ACTIVITY — The data must be returned in full, with no character altered.

○ ○ ○ ○ ○ ○ ○

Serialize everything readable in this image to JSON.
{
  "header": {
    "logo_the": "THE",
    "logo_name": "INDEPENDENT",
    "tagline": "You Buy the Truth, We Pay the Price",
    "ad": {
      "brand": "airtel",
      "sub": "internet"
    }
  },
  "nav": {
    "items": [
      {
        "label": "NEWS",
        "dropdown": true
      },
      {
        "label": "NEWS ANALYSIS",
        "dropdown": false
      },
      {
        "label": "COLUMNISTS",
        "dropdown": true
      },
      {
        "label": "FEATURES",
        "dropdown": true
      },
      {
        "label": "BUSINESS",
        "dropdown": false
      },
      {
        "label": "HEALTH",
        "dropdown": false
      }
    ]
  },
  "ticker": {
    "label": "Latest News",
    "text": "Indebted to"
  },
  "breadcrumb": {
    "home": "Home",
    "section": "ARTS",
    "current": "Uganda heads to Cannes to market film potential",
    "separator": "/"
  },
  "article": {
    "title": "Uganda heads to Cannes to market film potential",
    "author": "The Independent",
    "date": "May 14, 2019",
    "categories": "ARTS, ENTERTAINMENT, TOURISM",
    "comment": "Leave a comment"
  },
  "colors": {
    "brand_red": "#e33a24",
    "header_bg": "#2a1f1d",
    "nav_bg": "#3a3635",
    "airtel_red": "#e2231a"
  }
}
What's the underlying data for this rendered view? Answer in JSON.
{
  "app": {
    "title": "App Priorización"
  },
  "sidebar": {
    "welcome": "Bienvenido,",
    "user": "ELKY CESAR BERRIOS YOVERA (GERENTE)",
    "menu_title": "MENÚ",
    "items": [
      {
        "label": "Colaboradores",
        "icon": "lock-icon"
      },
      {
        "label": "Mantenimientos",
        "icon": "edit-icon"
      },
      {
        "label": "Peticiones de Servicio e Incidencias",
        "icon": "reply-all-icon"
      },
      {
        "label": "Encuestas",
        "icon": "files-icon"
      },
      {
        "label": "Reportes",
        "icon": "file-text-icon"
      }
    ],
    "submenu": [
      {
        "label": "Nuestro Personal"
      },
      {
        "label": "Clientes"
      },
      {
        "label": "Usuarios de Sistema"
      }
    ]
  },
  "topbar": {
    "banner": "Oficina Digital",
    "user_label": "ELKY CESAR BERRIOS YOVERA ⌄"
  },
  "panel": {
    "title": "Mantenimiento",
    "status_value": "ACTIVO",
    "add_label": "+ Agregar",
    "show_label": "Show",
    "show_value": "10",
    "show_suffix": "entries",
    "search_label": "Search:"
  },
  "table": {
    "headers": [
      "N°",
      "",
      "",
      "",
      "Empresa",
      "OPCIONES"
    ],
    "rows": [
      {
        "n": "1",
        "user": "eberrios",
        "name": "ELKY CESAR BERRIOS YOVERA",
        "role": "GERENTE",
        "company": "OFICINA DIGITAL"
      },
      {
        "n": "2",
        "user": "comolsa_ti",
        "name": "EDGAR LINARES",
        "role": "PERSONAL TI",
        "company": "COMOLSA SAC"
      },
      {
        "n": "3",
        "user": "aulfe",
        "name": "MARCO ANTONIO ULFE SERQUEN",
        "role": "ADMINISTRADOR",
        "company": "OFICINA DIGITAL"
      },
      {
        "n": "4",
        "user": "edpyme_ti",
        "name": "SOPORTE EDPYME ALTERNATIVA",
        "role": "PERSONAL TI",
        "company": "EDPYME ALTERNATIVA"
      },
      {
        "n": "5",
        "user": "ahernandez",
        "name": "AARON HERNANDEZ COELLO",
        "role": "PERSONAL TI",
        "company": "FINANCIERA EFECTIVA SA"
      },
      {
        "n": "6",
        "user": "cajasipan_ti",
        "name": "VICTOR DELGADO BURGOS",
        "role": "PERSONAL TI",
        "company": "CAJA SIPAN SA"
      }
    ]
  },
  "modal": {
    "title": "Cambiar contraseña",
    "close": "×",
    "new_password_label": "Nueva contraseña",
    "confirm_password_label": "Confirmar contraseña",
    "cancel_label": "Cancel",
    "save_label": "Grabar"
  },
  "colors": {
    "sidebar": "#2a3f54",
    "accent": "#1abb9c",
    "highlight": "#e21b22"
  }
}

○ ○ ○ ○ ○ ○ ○

RESPONSE BOX —
Serialize everything readable in this image to JSON.
{
  "header": {
    "logo_the": "THE",
    "logo_name": "INDEPENDENT",
    "tagline": "You Buy the Truth, We Pay the Price",
    "ad": {
      "brand": "airtel",
      "sub": "internet"
    }
  },
  "nav": {
    "items": [
      {
        "label": "NEWS",
        "dropdown": true
      },
      {
        "label": "NEWS ANALYSIS",
        "dropdown": false
      },
      {
        "label": "COLUMNISTS",
        "dropdown": true
      },
      {
        "label": "FEATURES",
        "dropdown": true
      },
      {
        "label": "BUSINESS",
        "dropdown": false
      },
      {
        "label": "HEALTH",
        "dropdown": false
      }
    ]
  },
  "ticker": {
    "label": "Latest News",
    "text": "Indebted to"
  },
  "breadcrumb": {
    "home": "Home",
    "section": "ARTS",
    "current": "Uganda heads to Cannes to market film potential",
    "separator": "/"
  },
  "article": {
    "title": "Uganda heads to Cannes to market film potential",
    "author": "The Independent",
    "date": "May 14, 2019",
    "categories": "ARTS, ENTERTAINMENT, TOURISM",
    "comment": "Leave a comment"
  },
  "colors": {
    "brand_red": "#e33a24",
    "header_bg": "#2a1f1d",
    "nav_bg": "#3a3635",
    "airtel_red": "#e2231a"
  }
}
What's the underlying data for this rendered view? Answer in JSON.
{
  "app": {
    "title": "App Priorización"
  },
  "sidebar": {
    "welcome": "Bienvenido,",
    "user": "ELKY CESAR BERRIOS YOVERA (GERENTE)",
    "menu_title": "MENÚ",
    "items": [
      {
        "label": "Colaboradores",
        "icon": "lock-icon"
      },
      {
        "label": "Mantenimientos",
        "icon": "edit-icon"
      },
      {
        "label": "Peticiones de Servicio e Incidencias",
        "icon": "reply-all-icon"
      },
      {
        "label": "Encuestas",
        "icon": "files-icon"
      },
      {
        "label": "Reportes",
        "icon": "file-text-icon"
      }
    ],
    "submenu": [
      {
        "label": "Nuestro Personal"
      },
      {
        "label": "Clientes"
      },
      {
        "label": "Usuarios de Sistema"
      }
    ]
  },
  "topbar": {
    "banner": "Oficina Digital",
    "user_label": "ELKY CESAR BERRIOS YOVERA ⌄"
  },
  "panel": {
    "title": "Mantenimiento",
    "status_value": "ACTIVO",
    "add_label": "+ Agregar",
    "show_label": "Show",
    "show_value": "10",
    "show_suffix": "entries",
    "search_label": "Search:"
  },
  "table": {
    "headers": [
      "N°",
      "",
      "",
      "",
      "Empresa",
      "OPCIONES"
    ],
    "rows": [
      {
        "n": "1",
        "user": "eberrios",
        "name": "ELKY CESAR BERRIOS YOVERA",
        "role": "GERENTE",
        "company": "OFICINA DIGITAL"
      },
      {
        "n": "2",
        "user": "comolsa_ti",
        "name": "EDGAR LINARES",
        "role": "PERSONAL TI",
        "company": "COMOLSA SAC"
      },
      {
        "n": "3",
        "user": "aulfe",
        "name": "MARCO ANTONIO ULFE SERQUEN",
        "role": "ADMINISTRADOR",
        "company": "OFICINA DIGITAL"
      },
      {
        "n": "4",
        "user": "edpyme_ti",
        "name": "SOPORTE EDPYME ALTERNATIVA",
        "role": "PERSONAL TI",
        "company": "EDPYME ALTERNATIVA"
      },
      {
        "n": "5",
        "user": "ahernandez",
        "name": "AARON HERNANDEZ COELLO",
        "role": "PERSONAL TI",
        "company": "FINANCIERA EFECTIVA SA"
      },
      {
        "n": "6",
        "user": "cajasipan_ti",
        "name": "VICTOR DELGADO BURGOS",
        "role": "PERSONAL TI",
        "company": "CAJA SIPAN SA"
      }
    ]
  },
  "modal": {
    "title": "Cambiar contraseña",
    "close": "×",
    "new_password_label": "Nueva contraseña",
    "confirm_password_label": "Confirmar contraseña",
    "cancel_label": "Cancel",
    "save_label": "Grabar"
  },
  "colors": {
    "sidebar": "#2a3f54",
    "accent": "#1abb9c",
    "highlight": "#e21b22"
  }
}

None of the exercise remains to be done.